The talent is notable and exciting. 2016 first overall pick Ben Simmons, after a year off following a Jones fracture in his right foot, will be ready to play and provide the same playmaking ability that made him a can’t-miss prospect before his injury. 2017 first overall pick Markelle Fultz is entering his rookie year after a dynamic season at Washington. Guys like Dario Saric, Timothe Luwawu-Cabarrot, Richaun Holmes and T.J. McConnell provide intrigue. Take a glance at two of their veteran starters – J.J. Redick and Robert Covington – and you have several pieces that should equate to a playoff appearance.
Philadelphia’s lynchpin, however, is the charismatic, talented center Joel Embiid.
After missing the first two years of his career, Joel Embiid came out as a force for his first official basketball season. The regular season numbers – 20.2 points, 7.8 rebounds, 2.1 assists – were some of the best numbers from this past season’s rookie class. It was clear from game one that the 22-year-old Embiid was not just another player, but a potential star for the 76ers to build around.
What made Embiid a potential superstar was the statistics, but there was more within the numbers. Embiid was occasionally bringing the ball up for the Sixers for coast-to-coast finishes. For a center, Embiid has good ball-handling ability and creates for his teammates. A team missing shooters last season, the group of Covington, Redick, Fultz, and Furkan Korkmaz should create an even more dangerous offense for Philadelphia. Even Embiid is a dangerous shooting threat, knocking down 36 percent of 98 three-point attempts last season.
Offensively, Embiid is fine and should continue to be a main focal point in the team’s success. However, it’s the defensive end where Embiid can come through and shine.
The biggest shock of Embiid’s overall campaign was how effective he was on the defensive end after missing two straight seasons with various foot injuries. Had Embiid qualified, his 7.7 percent block rate would’ve led the league, even over defensive stalwart Rudy Gobert. According to 82games.com, Philadelphia was almost 10 points better on defense when Embiid was on the floor, providing further proof of his defensive dominance.
His biggest defensive asset was his ability to impact shots at the rim. Among the players with defensive field goal attempts at 4.5 or higher, Embiid had the highest differential, -17.8 percent, than the field goal percentage allowed on shots within six feet. That number ranked higher than Gobert, Draymond Green, Kristaps Porzingis and Hassan Whiteside. His newest teammate, Amir Johnson, ranked fifth in that category. Simply put, Philadelphia can operate as a top-10 defense with Embiid on the floor.
On its face, a two-way center who can space the floor and create on the offensive end, all while blocking shots and anchoring a top-10 defense? It’s easy to say that Embiid is the team’s biggest X-factor. The “factor” in it is his games played. Last season, Embiid played just 31 games. All of the goodness Embiid could provide was for barely half a season. The Sixers already came out and said they’ll manage his playing time, but what does that mean, and how many games can Philadelphia survive without Embiid yet still make the playoffs?

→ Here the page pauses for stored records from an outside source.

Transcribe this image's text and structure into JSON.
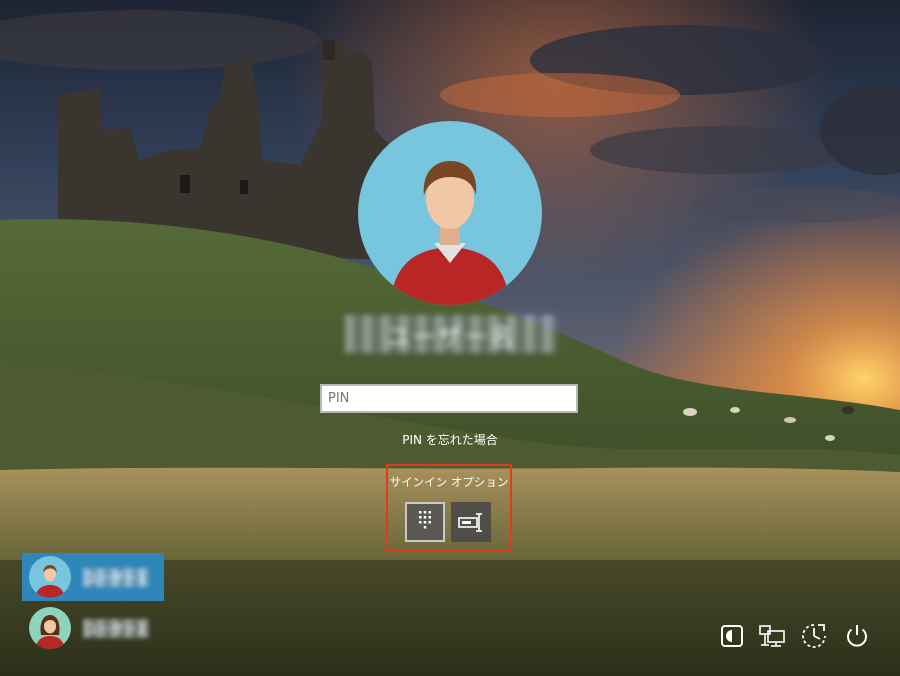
{
  "user": {
    "name": "ユーザー名"
  },
  "pin": {
    "placeholder": "PIN",
    "value": ""
  },
  "forgot_pin_link": "PIN を忘れた場合",
  "signin_options": {
    "label": "サインイン オプション",
    "options": [
      {
        "icon": "keypad-icon",
        "selected": true
      },
      {
        "icon": "password-key-icon",
        "selected": false
      }
    ]
  },
  "users": [
    {
      "name": "ユーザー1",
      "active": true
    },
    {
      "name": "ユーザー2",
      "active": false
    }
  ],
  "system_icons": [
    "ease-of-access-icon",
    "network-icon",
    "power-saver-icon",
    "power-icon"
  ],
  "colors": {
    "selection_border": "#e03b1c",
    "active_user_tile": "#2e86b9",
    "avatar_bg": "#78c5de",
    "shirt": "#b82626"
  }
}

The second part is the most important part. If Philadelphia can have Embiid for 65 games, that would be a bonus for them and place them firmly in a tier with Indiana, Detroit, and other eighth seed hopefuls. If Embiid takes a modest bump, say 45 games, that margin for error is vast for the Sixers.
Philadelphia has brought in some players in order to combat this. Simmons’ return, along with Fultz and Redick, should help cover the offensive end, while Amir Johnson should be able to assist on the defensive end. The issue, however, is that Embiid is one player, one spot that allows you to place four different fulcrums around it. Despite having only 31 games of experience, Embiid already possesses the ideal game to be a central hub on both sides of the ball.
If he can remain healthy, Embiid could be anchoring the first playoff team since 2012. If it’s more of the same with Embiid, including daily trips to the sidelines, the Sixers’ future could be on delay, at least for another season or two.